“The estimated annual tax projection [for] Danvers … is $150,000 the first year after the project is in service,” said Richard Wheatley, a spokesman for Houston, Texas-based energy infrastructure giant Kinder Morgan Inc., via email. That payment, however, is subject to depreciation in subsequent years.
The project is meant to assist the Northeast and New England in meeting its energy needs as the region has a constrained pipeline capacity for natural gas.
The pipeline through Danvers would be part of what is called the Northeast Energy Direct Project, which is being proposed by Tennessee Gas Pipeline, a subsidiary of Kinder Morgan. It’s part of a $3.3 billion investment to lay a 30-inch pipeline extending 188 miles from a point near Wright, New York down to Dracut. The project also includes 59 miles of lateral pipelines in Massachusetts and Connecticut.
The 20-inch pipeline through West Peabody is called the Lynnfield Lateral. Subject to regulatory approvals, the project is expected to be in service by Nov. 1, 2018.
“There is no specific timetable available on when construction might start in various locations,” Wheatley said.
Bartha said the pipeline in Danvers would travel along three New England Power Company utility easements. It would skirt the landfill and hook up with an existing tap in the Rosewood Office Park. The tap, Bartha said, was installed a decade ago as part of the Maritimes and Northeast Pipeline project.
“The Conservation Commission will weigh in at some point,” Bartha said, “because it does go through some wetlands.”
Much of the reason for the opposition by residents and officials in Peabody stems from the fact the lateral route has been proposed along the Independence Greenway recreational path and within close proximity of the Ipswich River.
In addition to outlining the project’s impact in Danvers, Bartha told selectmen Tennessee Gas Pipeline officials have expressed interest in acquiring eight miles of utility easements the town bought in 1978 in Lynnfield, North Reading and Middleton.
The town purchased the easements from the Massachusetts Electric Co. for $167,000, Bartha said.

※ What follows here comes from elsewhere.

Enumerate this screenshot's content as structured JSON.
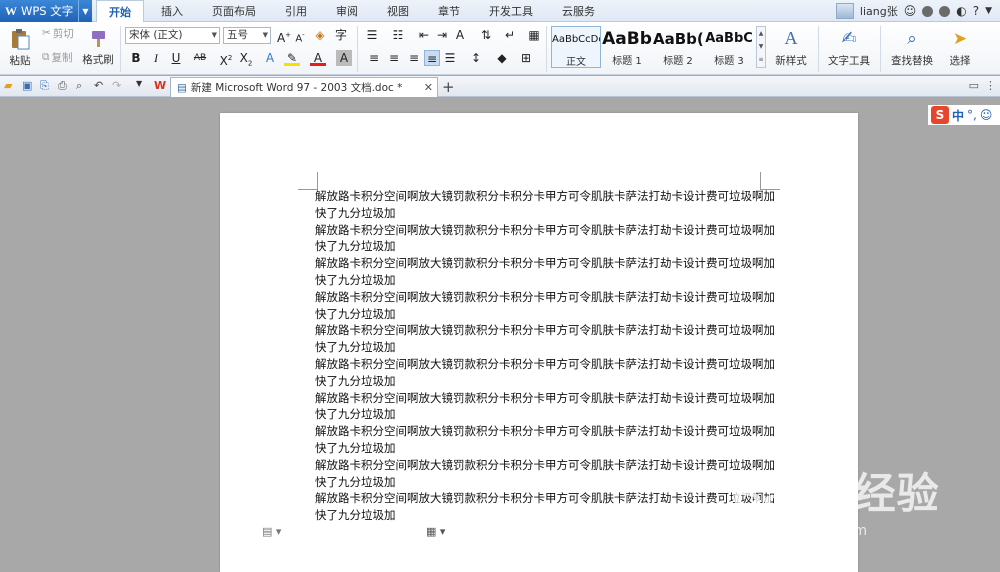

The corridor was supposed to be used as a backup electric feed into town — Danvers operates its own municipal electric utility. Danvers Electric, however, wound up running the backup feed into town from a different location.

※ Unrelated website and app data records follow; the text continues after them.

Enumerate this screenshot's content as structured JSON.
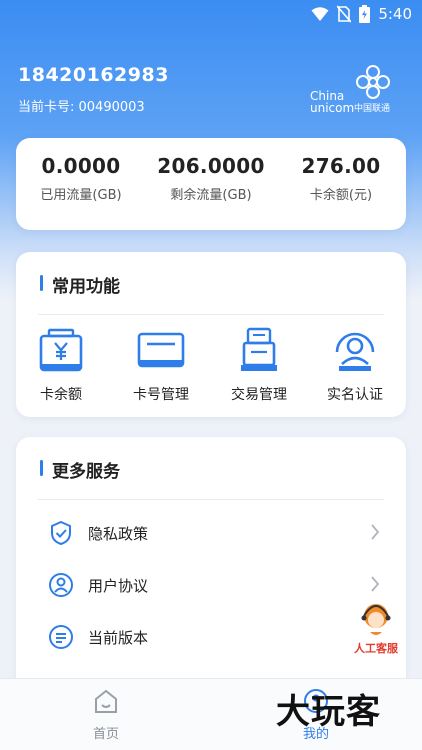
{
  "status_bar": {
    "time": "5:40"
  },
  "account": {
    "phone": "18420162983",
    "card_number": "当前卡号: 00490003"
  },
  "logo": {
    "line1": "China",
    "line2": "unicom",
    "cn": "中国联通"
  },
  "stats": [
    {
      "value": "0.0000",
      "label": "已用流量(GB)"
    },
    {
      "value": "206.0000",
      "label": "剩余流量(GB)"
    },
    {
      "value": "276.00",
      "label": "卡余额(元)"
    }
  ],
  "common_functions": {
    "title": "常用功能",
    "items": [
      {
        "label": "卡余额",
        "icon": "wallet-yuan-icon"
      },
      {
        "label": "卡号管理",
        "icon": "card-icon"
      },
      {
        "label": "交易管理",
        "icon": "printer-icon"
      },
      {
        "label": "实名认证",
        "icon": "user-verify-icon"
      }
    ]
  },
  "more_services": {
    "title": "更多服务",
    "items": [
      {
        "label": "隐私政策",
        "icon": "shield-check-icon"
      },
      {
        "label": "用户协议",
        "icon": "user-circle-icon"
      },
      {
        "label": "当前版本",
        "icon": "list-circle-icon"
      }
    ]
  },
  "customer_service": {
    "label": "人工客服"
  },
  "bottom_nav": {
    "home": "首页",
    "mine": "我的"
  },
  "watermark": "大玩客",
  "colors": {
    "accent": "#2f7de8",
    "service_red": "#e23b2c"
  }
}
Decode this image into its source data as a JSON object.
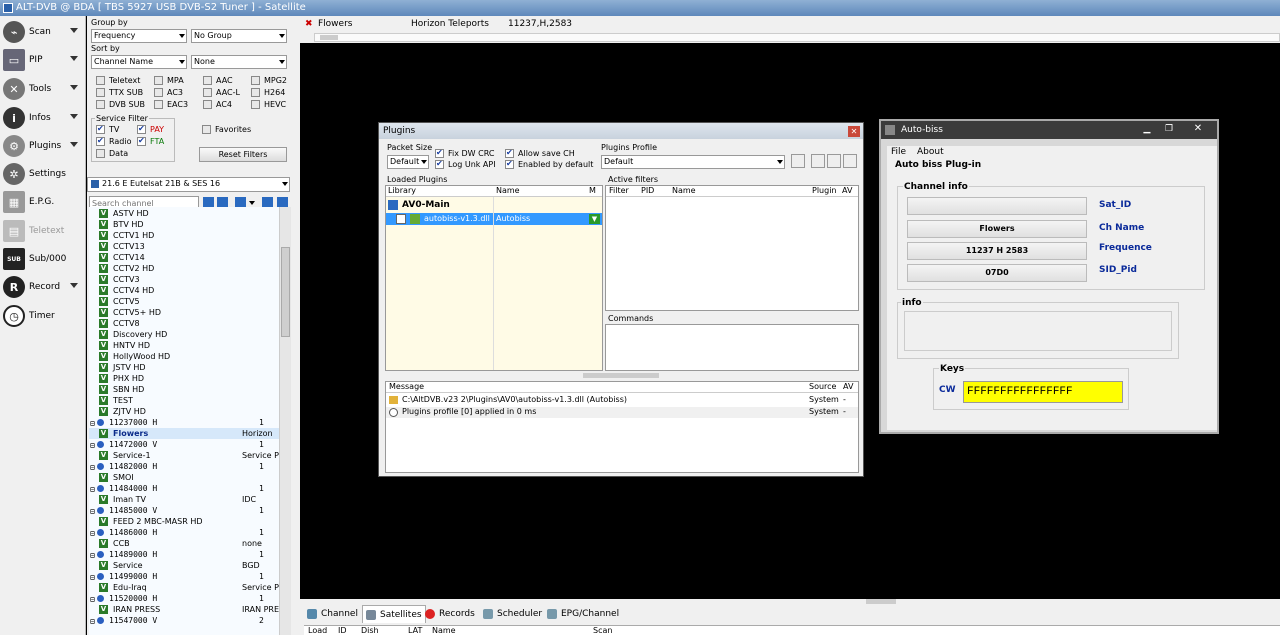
{
  "window_title": "ALT-DVB @ BDA [ TBS 5927 USB DVB-S2 Tuner ] - Satellite",
  "nav": [
    {
      "label": "Scan",
      "icon": "satellite-dish-icon",
      "arrow": true
    },
    {
      "label": "PIP",
      "icon": "pip-icon",
      "arrow": true
    },
    {
      "label": "Tools",
      "icon": "tools-icon",
      "arrow": true
    },
    {
      "label": "Infos",
      "icon": "info-icon",
      "arrow": true
    },
    {
      "label": "Plugins",
      "icon": "plugins-icon",
      "arrow": true
    },
    {
      "label": "Settings",
      "icon": "gear-icon",
      "arrow": false
    },
    {
      "label": "E.P.G.",
      "icon": "epg-icon",
      "arrow": false
    },
    {
      "label": "Teletext",
      "icon": "teletext-icon",
      "arrow": false
    },
    {
      "label": "Sub/000",
      "icon": "subtitle-icon",
      "arrow": false
    },
    {
      "label": "Record",
      "icon": "record-icon",
      "arrow": true
    },
    {
      "label": "Timer",
      "icon": "timer-icon",
      "arrow": false
    }
  ],
  "panel": {
    "group_by_label": "Group by",
    "group_by_value": "Frequency",
    "group_value": "No Group",
    "sort_by_label": "Sort by",
    "sort_by_value": "Channel Name",
    "sort_value": "None",
    "filters": [
      [
        "Teletext",
        "MPA",
        "AAC",
        "MPG2"
      ],
      [
        "TTX SUB",
        "AC3",
        "AAC-L",
        "H264"
      ],
      [
        "DVB SUB",
        "EAC3",
        "AC4",
        "HEVC"
      ]
    ],
    "service_filter_label": "Service Filter",
    "service_filters": [
      "TV",
      "PAY",
      "Radio",
      "FTA",
      "Data"
    ],
    "favorites_label": "Favorites",
    "reset_label": "Reset Filters",
    "satellite": "21.6 E Eutelsat 21B & SES 16",
    "search_placeholder": "Search channel"
  },
  "channels": [
    {
      "t": "ch",
      "name": "ASTV HD"
    },
    {
      "t": "ch",
      "name": "BTV HD"
    },
    {
      "t": "ch",
      "name": "CCTV1 HD"
    },
    {
      "t": "ch",
      "name": "CCTV13"
    },
    {
      "t": "ch",
      "name": "CCTV14"
    },
    {
      "t": "ch",
      "name": "CCTV2 HD"
    },
    {
      "t": "ch",
      "name": "CCTV3"
    },
    {
      "t": "ch",
      "name": "CCTV4 HD"
    },
    {
      "t": "ch",
      "name": "CCTV5"
    },
    {
      "t": "ch",
      "name": "CCTV5+ HD"
    },
    {
      "t": "ch",
      "name": "CCTV8"
    },
    {
      "t": "ch",
      "name": "Discovery HD"
    },
    {
      "t": "ch",
      "name": "HNTV HD"
    },
    {
      "t": "ch",
      "name": "HollyWood HD"
    },
    {
      "t": "ch",
      "name": "JSTV HD"
    },
    {
      "t": "ch",
      "name": "PHX HD"
    },
    {
      "t": "ch",
      "name": "SBN HD"
    },
    {
      "t": "ch",
      "name": "TEST"
    },
    {
      "t": "ch",
      "name": "ZJTV HD"
    },
    {
      "t": "grp",
      "name": "11237000 H",
      "c2": "1"
    },
    {
      "t": "ch",
      "name": "Flowers",
      "c2": "Horizon",
      "hl": true
    },
    {
      "t": "grp",
      "name": "11472000 V",
      "c2": "1"
    },
    {
      "t": "ch",
      "name": "Service-1",
      "c2": "Service P"
    },
    {
      "t": "grp",
      "name": "11482000 H",
      "c2": "1"
    },
    {
      "t": "ch",
      "name": "SMOI"
    },
    {
      "t": "grp",
      "name": "11484000 H",
      "c2": "1"
    },
    {
      "t": "ch",
      "name": "Iman TV",
      "c2": "IDC"
    },
    {
      "t": "grp",
      "name": "11485000 V",
      "c2": "1"
    },
    {
      "t": "ch",
      "name": "FEED 2 MBC-MASR HD"
    },
    {
      "t": "grp",
      "name": "11486000 H",
      "c2": "1"
    },
    {
      "t": "ch",
      "name": "CCB",
      "c2": "none"
    },
    {
      "t": "grp",
      "name": "11489000 H",
      "c2": "1"
    },
    {
      "t": "ch",
      "name": "Service",
      "c2": "BGD"
    },
    {
      "t": "grp",
      "name": "11499000 H",
      "c2": "1"
    },
    {
      "t": "ch",
      "name": "Edu-Iraq",
      "c2": "Service P"
    },
    {
      "t": "grp",
      "name": "11520000 H",
      "c2": "1"
    },
    {
      "t": "ch",
      "name": "IRAN PRESS",
      "c2": "IRAN PRE"
    },
    {
      "t": "grp",
      "name": "11547000 V",
      "c2": "2"
    }
  ],
  "top_strip": {
    "channel": "Flowers",
    "provider": "Horizon Teleports",
    "freq": "11237,H,2583"
  },
  "bottom_tabs": [
    "Channel",
    "Satellites",
    "Records",
    "Scheduler",
    "EPG/Channel"
  ],
  "bottom_cols": [
    "Load",
    "ID",
    "Dish",
    "LAT",
    "Name",
    "Scan"
  ],
  "plugins": {
    "title": "Plugins",
    "packet_size_label": "Packet Size",
    "packet_size": "Default",
    "checks": [
      "Fix DW CRC",
      "Log Unk API",
      "Allow save CH",
      "Enabled by default"
    ],
    "profile_label": "Plugins Profile",
    "profile_value": "Default",
    "loaded_label": "Loaded Plugins",
    "cols": [
      "Library",
      "Name",
      "M"
    ],
    "group": "AV0-Main",
    "dll": "autobiss-v1.3.dll",
    "dll_name": "Autobiss",
    "active_label": "Active filters",
    "active_cols": [
      "Filter",
      "PID",
      "Name",
      "Plugin",
      "AV"
    ],
    "commands_label": "Commands",
    "msg_cols": [
      "Message",
      "Source",
      "AV"
    ],
    "messages": [
      {
        "text": "C:\\AltDVB.v23 2\\Plugins\\AV0\\autobiss-v1.3.dll (Autobiss)",
        "src": "System",
        "av": "-"
      },
      {
        "text": "Plugins profile [0] applied in 0 ms",
        "src": "System",
        "av": "-"
      }
    ]
  },
  "autobiss": {
    "title": "Auto-biss",
    "menu": [
      "File",
      "About"
    ],
    "plugin_label": "Auto biss Plug-in",
    "channel_info": "Channel info",
    "fields": [
      {
        "value": "",
        "label": "Sat_ID"
      },
      {
        "value": "Flowers",
        "label": "Ch Name"
      },
      {
        "value": "11237 H 2583",
        "label": "Frequence"
      },
      {
        "value": "07D0",
        "label": "SID_Pid"
      }
    ],
    "info_label": "info",
    "keys_label": "Keys",
    "cw_label": "CW",
    "cw_value": "FFFFFFFFFFFFFFFF"
  }
}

“Those easements are not useful,” said Bartha, adding that he understood the proposed Tennessee Gas pipeline also passes through those three towns before entering Danvers. He said it would be best to have a conversation with the other communities to see what they think about these easements in relation to the pipeline project.

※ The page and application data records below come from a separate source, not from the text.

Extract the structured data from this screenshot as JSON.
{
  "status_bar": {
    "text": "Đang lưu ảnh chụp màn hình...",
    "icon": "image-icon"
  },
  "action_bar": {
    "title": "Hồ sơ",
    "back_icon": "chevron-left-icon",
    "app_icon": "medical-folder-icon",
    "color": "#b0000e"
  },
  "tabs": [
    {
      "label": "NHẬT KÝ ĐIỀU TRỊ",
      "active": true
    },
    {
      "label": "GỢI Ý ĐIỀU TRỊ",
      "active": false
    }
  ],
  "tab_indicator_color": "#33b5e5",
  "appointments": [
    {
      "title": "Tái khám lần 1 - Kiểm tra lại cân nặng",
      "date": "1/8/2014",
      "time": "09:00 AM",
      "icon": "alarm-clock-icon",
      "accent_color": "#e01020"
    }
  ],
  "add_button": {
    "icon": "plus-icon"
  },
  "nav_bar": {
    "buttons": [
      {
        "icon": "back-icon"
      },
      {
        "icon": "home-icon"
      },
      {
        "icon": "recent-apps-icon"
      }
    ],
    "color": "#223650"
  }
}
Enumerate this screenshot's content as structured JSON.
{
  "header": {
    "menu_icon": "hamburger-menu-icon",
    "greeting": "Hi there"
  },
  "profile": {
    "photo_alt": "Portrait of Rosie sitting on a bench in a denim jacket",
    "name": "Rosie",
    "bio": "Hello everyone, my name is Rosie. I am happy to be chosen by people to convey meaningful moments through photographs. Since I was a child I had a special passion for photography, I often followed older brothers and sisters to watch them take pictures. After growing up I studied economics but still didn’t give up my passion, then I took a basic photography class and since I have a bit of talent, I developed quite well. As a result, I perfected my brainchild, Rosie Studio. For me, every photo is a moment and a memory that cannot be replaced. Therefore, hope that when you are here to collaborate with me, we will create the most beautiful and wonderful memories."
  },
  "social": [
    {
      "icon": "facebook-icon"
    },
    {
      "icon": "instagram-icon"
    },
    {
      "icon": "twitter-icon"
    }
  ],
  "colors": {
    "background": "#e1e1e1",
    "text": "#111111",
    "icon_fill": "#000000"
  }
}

When asked in an email about these easements, Wheatley responded: “We are reviewing relevant right-of-way information. At this time, we contemplate no changes to proposed routing in the area.”
A small segment of the proposed pipeline route travels into Middleton in the vicinity of the Bostik adhesives plant on Boston Street before joining a route along Peabody’s Independence Greenway.
Middleton Town Administrator Ira Singer described the Danvers utility easement as bisecting much of the town. Singer said the abandoned rail bed runs in back of Essex Street, passes by the Howe Manning School on Central Street, and travels all the way to the former Danvers State Hospital property. Singer said there have been low-level discussions with Danvers about Middleton acquiring it to create a rail trail.
Singer said Bartha assured him Danvers did not plan to sell this easement to the gas pipeline company.
“He assured me … that they had no intention of selling it to Tennessee Gas at this point in time and he would give right of first refusal (to Middleton),” Singer said.
This article was written by Ethan Forman from The Salem News and was legally licensed through the NewsCred publisher network.